■ **WHAT YOU HAVE TO DO**: Which lines in the data below contain the string "object"? Show each one.
*** DATA TO PROCESS Section Begins ***
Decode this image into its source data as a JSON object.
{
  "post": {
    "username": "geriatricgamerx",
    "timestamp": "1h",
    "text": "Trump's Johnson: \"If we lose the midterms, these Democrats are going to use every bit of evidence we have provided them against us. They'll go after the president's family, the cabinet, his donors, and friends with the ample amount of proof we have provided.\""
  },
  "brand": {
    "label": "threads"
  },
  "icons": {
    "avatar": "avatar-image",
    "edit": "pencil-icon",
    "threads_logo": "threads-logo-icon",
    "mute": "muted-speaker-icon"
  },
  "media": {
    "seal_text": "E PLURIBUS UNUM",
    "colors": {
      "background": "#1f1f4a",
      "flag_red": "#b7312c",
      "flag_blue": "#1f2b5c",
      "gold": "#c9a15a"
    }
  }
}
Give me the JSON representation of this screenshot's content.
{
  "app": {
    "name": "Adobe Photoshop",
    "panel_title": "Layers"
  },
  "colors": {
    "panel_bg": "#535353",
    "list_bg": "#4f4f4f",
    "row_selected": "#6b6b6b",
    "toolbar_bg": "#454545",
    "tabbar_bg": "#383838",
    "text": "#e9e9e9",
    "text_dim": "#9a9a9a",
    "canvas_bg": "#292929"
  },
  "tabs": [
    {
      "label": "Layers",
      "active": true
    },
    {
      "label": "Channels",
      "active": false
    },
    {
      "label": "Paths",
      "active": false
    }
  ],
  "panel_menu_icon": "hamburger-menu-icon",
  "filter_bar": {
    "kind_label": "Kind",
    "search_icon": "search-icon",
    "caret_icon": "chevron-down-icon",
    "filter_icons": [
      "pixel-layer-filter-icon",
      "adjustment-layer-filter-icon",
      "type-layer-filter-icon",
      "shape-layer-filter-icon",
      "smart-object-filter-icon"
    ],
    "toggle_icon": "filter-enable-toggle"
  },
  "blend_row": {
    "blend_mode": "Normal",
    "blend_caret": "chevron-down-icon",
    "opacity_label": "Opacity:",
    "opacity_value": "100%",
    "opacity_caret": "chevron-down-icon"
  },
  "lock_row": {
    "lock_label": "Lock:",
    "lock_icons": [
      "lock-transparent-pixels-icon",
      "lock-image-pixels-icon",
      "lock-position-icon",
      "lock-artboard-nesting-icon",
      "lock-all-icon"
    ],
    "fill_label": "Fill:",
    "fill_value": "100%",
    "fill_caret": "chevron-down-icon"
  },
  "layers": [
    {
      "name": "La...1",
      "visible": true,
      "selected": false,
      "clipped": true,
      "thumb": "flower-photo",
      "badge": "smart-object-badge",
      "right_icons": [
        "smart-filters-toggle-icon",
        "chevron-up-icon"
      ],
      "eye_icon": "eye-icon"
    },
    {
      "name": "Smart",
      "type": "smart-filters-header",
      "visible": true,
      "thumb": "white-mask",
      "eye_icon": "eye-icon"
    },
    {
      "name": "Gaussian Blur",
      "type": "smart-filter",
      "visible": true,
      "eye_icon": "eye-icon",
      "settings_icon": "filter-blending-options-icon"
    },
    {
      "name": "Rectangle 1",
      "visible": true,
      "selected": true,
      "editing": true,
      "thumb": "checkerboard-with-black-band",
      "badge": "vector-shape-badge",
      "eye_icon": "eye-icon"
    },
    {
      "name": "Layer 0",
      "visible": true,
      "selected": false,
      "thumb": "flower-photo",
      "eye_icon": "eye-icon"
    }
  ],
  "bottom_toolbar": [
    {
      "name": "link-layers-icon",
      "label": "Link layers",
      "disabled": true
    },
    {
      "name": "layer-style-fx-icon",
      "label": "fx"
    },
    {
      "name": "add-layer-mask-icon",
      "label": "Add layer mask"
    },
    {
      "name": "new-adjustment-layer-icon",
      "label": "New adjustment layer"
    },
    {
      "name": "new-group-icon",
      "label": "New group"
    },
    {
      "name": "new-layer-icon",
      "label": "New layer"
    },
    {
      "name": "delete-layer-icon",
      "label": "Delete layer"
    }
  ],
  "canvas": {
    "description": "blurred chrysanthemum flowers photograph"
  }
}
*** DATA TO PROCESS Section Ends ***
■ **EXERCISE OUTPUT**:
Decode this image into its source data as a JSON object.
      "smart-object-filter-icon"
      "badge": "smart-object-badge",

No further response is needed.